Chemistry meeting in Croydon today, which goes very well. The client is about to embark on the centralisation of marketing, from a series of regional managers. I’ve dealt with this exact situation twice before so I’m in a good position to offer genuine advice and experience. This meeting is especially good because I was contacted by the marketing manager, who heard about MarketPlace through this feature – so many thanks to Media Week.
Valuable advice from my friend Ben at Reynolds coffee shop this morning about starting a business. "Don’t spend anything," he says. Simple, but very true. After looking at the profit and loss report, I can see it’s definitely going to take years to build up the business from the ground, but I’m off to a good start.
In just under four months, I have won five pieces of new business - a publishing client, a skincare brand, a clinical trials company and two payment protection insurance (PPI) clients - and am in talks with a further ten, with budgets ranging from £20k to £250k. In January, I am launching a niche campaign for the skincare client which I am very proud of and am planning to enter for a Media Week Award next year. Even if I don’t get shortlisted, it is a great feeling to be in a position to be considered as a competitor to the established media agencies.

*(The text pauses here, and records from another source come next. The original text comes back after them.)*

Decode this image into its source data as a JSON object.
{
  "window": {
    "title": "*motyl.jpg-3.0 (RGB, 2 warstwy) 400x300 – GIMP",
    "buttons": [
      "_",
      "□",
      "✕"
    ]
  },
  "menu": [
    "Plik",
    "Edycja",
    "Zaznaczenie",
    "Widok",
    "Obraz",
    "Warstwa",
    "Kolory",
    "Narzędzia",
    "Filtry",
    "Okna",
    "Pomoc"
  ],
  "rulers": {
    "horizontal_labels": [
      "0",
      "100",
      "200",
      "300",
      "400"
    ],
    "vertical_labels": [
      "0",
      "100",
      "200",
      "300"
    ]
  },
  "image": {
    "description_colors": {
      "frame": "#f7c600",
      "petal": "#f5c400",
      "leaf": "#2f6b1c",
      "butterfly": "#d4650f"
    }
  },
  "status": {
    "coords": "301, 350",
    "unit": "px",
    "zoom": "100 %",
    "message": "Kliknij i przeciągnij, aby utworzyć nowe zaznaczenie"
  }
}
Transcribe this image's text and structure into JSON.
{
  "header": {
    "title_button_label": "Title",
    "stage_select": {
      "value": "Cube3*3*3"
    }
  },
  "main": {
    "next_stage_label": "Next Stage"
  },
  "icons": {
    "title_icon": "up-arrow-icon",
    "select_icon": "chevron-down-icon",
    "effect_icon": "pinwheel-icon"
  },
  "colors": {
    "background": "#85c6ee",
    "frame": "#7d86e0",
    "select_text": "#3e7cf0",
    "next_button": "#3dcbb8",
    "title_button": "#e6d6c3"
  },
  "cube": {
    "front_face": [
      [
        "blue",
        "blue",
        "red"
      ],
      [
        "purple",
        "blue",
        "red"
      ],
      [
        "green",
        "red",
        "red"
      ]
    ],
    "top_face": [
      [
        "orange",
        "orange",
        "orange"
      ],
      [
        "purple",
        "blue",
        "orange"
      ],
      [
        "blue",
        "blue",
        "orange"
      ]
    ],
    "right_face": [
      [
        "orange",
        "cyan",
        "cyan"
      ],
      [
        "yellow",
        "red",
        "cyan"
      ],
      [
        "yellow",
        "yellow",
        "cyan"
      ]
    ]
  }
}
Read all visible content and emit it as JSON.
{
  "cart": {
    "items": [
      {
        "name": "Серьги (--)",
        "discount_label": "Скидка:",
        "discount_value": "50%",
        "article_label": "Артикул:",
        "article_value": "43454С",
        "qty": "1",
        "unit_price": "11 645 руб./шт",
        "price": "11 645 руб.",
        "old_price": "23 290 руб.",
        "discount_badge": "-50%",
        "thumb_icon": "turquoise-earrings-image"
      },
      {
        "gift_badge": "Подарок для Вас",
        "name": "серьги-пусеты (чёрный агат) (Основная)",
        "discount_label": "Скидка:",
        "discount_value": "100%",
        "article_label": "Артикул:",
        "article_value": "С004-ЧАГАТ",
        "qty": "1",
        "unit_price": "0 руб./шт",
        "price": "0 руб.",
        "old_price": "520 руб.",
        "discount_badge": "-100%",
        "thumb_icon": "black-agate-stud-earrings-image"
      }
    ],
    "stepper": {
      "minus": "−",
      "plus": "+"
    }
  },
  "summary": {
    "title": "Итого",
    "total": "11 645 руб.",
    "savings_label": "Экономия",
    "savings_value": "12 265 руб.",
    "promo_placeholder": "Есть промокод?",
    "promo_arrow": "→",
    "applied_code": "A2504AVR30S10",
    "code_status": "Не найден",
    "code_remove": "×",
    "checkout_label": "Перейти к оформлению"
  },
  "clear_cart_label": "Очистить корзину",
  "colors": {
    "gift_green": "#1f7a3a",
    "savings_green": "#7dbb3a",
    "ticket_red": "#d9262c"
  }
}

This is the final instalment of Ed Feast’s start-up diary, but if you would like to keep in touch with MarketPlace, contact Ed on email@example.com or telephone 0207 636 6416, mobile 07515 720437.